I recently watched two outstanding movies that reminded me once again how powerfully our assumptions shape our perception of the world, thus impacting our reactions and our experiences.
Elegy” (2008) charismatic professor and author David Kepesh (played brilliantly by Ben Kinglsey) has lived a life of “emancipated manhood” for decades. Until, that is, he meets and falls in love with one of his students, beautiful and intelligent Consuela Castillo (Penelope Cruz).
Despite the fact that Consuela demonstrates repeatedly how much she cares about him, David is convinced that the 30+ age difference between them represents an insurmountable chasm. He’s certain that one day she will realize she’s made a mistake and break off with him for a younger man.
So instead of believing her and enjoying their relationship, David agonizes about what she’s doing when they aren’t together. He becomes jealous, insecure and obsessive. Since he’s so sure in his own mind about the ultimate outcome of the relationship, he engages in sabotaging behavior. The final blow comes when he doesn’t show up as promised for Consuela’s graduation party and then lies to her about why he didn’t attend.

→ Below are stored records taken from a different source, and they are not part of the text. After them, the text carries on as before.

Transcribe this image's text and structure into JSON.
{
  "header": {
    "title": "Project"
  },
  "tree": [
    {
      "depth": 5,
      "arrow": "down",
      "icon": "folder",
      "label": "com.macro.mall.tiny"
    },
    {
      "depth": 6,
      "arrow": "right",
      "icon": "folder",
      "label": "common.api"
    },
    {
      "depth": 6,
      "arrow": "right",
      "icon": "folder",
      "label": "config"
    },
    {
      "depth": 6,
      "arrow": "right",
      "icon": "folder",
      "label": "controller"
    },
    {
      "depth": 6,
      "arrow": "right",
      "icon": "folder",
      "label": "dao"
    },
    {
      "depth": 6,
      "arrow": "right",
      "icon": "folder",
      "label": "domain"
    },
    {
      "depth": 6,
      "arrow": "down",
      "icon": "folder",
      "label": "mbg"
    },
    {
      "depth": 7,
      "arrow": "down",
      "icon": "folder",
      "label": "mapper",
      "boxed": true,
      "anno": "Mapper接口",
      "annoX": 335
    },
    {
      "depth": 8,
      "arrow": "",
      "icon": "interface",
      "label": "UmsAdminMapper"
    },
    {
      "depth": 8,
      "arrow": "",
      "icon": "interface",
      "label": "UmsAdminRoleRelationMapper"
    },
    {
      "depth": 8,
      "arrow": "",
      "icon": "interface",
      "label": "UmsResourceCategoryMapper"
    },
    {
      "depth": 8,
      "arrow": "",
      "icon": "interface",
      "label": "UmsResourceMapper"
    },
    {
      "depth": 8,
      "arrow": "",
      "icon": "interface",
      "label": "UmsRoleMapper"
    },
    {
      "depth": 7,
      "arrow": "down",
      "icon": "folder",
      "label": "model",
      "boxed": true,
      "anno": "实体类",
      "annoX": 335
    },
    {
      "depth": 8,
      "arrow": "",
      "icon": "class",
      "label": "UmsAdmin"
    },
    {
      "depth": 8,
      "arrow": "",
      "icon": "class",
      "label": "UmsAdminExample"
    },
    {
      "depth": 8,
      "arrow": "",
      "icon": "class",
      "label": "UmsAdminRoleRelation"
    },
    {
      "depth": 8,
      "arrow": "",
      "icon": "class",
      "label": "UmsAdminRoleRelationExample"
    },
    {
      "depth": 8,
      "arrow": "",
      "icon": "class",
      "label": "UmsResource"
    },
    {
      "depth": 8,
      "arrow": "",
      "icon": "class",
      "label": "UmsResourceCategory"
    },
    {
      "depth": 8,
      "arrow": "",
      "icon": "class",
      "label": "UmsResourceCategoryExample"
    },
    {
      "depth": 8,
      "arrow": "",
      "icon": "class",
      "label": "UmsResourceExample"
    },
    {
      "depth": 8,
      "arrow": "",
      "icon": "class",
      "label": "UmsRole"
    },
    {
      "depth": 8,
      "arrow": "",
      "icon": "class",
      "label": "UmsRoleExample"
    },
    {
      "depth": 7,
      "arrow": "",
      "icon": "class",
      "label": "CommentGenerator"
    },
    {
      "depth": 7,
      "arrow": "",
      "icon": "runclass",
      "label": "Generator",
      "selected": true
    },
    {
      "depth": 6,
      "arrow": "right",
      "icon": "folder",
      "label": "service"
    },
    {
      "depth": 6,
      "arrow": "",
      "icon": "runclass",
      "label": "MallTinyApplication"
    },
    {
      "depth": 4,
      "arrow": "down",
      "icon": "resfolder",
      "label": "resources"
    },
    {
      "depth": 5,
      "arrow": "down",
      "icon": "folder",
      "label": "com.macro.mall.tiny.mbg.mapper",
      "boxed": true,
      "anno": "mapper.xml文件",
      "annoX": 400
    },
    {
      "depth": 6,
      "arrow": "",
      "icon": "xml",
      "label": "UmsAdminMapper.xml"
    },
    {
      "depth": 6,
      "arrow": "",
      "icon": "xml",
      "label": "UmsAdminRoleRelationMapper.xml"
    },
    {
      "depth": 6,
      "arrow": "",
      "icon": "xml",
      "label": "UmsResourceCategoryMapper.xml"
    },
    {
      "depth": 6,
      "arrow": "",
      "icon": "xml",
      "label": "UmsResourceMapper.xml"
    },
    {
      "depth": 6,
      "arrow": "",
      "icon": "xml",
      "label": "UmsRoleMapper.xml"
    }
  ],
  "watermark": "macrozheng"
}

When Consuela re-enters his life two years later, David is a changed man. Working through the grief from their failed relationship and the death of his best friend, he’s matured. He’s willing to look deeply at what’s in front of him and embrace it fully, without the erroneous assumptions that destroyed their relationship earlier.
The Music Never Stopped” (2011) revolves around a father-son relationship that went bad 20 years earlier. Estranged all those years, the parents become involved in their son Gabriel Sawyer’s (Lou Taylor Pucci) life again after a tumor destroys parts of his brain.
Through a music therapist (Julia Ormond), they discover that Gabriel can recall past incidents with incredible detail when a song associated with that experience is played. At first the father Henry Sawyer (J.K. Simmons) is delighted to see his response. But when Gabriel describes the events that led him to run away from home, Henry becomes angry and claims, “That’s not how it happened.” Only after his wife (Cara Seymour) affirms Gabriel’s version and later confronts Henry about his assumptions and attitudes does the father look within to choose a different way to connect with Gabriel.
The transformations that take place in the characters and in their relationships with each other are believable and moving.
With emphasis on action and special effects today, very few films take time to fully develop the main characters. If you enjoy movies with flawed individuals who undergo credible awakenings and changes, these two films deliver. The acting and storylines are truly memorable, and the lessons will stay with you long after the credits roll by.